Assigned task — For every entry, reproduce the wording exactly and omit any image it holds.

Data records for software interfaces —
---

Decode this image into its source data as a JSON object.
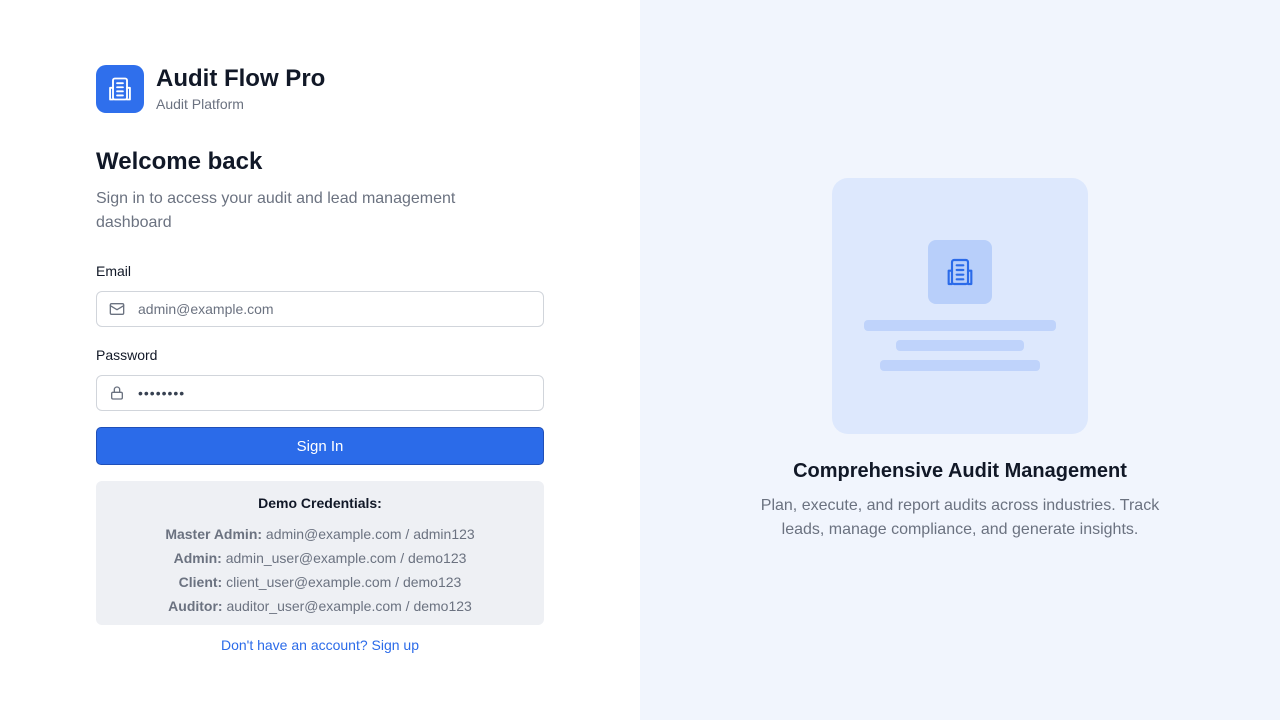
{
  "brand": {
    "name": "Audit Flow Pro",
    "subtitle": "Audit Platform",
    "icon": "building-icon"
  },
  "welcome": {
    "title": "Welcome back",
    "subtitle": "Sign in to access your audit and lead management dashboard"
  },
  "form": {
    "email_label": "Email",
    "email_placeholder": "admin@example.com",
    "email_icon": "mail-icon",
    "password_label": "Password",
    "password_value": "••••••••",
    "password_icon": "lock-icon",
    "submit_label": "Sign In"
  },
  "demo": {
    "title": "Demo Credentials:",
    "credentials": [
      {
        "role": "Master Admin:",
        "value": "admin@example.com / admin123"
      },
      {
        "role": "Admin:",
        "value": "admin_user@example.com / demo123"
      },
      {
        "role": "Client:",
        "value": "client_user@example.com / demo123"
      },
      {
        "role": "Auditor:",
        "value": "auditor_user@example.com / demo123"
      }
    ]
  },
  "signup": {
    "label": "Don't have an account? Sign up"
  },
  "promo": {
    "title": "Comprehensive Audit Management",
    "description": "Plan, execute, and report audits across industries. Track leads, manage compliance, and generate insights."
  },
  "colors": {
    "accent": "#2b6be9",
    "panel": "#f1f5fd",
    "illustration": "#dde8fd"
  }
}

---

Response for this exercise —
Decode this image into its source data as a JSON object.
{
  "brand": {
    "name": "Audit Flow Pro",
    "subtitle": "Audit Platform",
    "icon": "building-icon"
  },
  "welcome": {
    "title": "Welcome back",
    "subtitle": "Sign in to access your audit and lead management dashboard"
  },
  "form": {
    "email_label": "Email",
    "email_placeholder": "admin@example.com",
    "email_icon": "mail-icon",
    "password_label": "Password",
    "password_value": "••••••••",
    "password_icon": "lock-icon",
    "submit_label": "Sign In"
  },
  "demo": {
    "title": "Demo Credentials:",
    "credentials": [
      {
        "role": "Master Admin:",
        "value": "admin@example.com / admin123"
      },
      {
        "role": "Admin:",
        "value": "admin_user@example.com / demo123"
      },
      {
        "role": "Client:",
        "value": "client_user@example.com / demo123"
      },
      {
        "role": "Auditor:",
        "value": "auditor_user@example.com / demo123"
      }
    ]
  },
  "signup": {
    "label": "Don't have an account? Sign up"
  },
  "promo": {
    "title": "Comprehensive Audit Management",
    "description": "Plan, execute, and report audits across industries. Track leads, manage compliance, and generate insights."
  },
  "colors": {
    "accent": "#2b6be9",
    "panel": "#f1f5fd",
    "illustration": "#dde8fd"
  }
}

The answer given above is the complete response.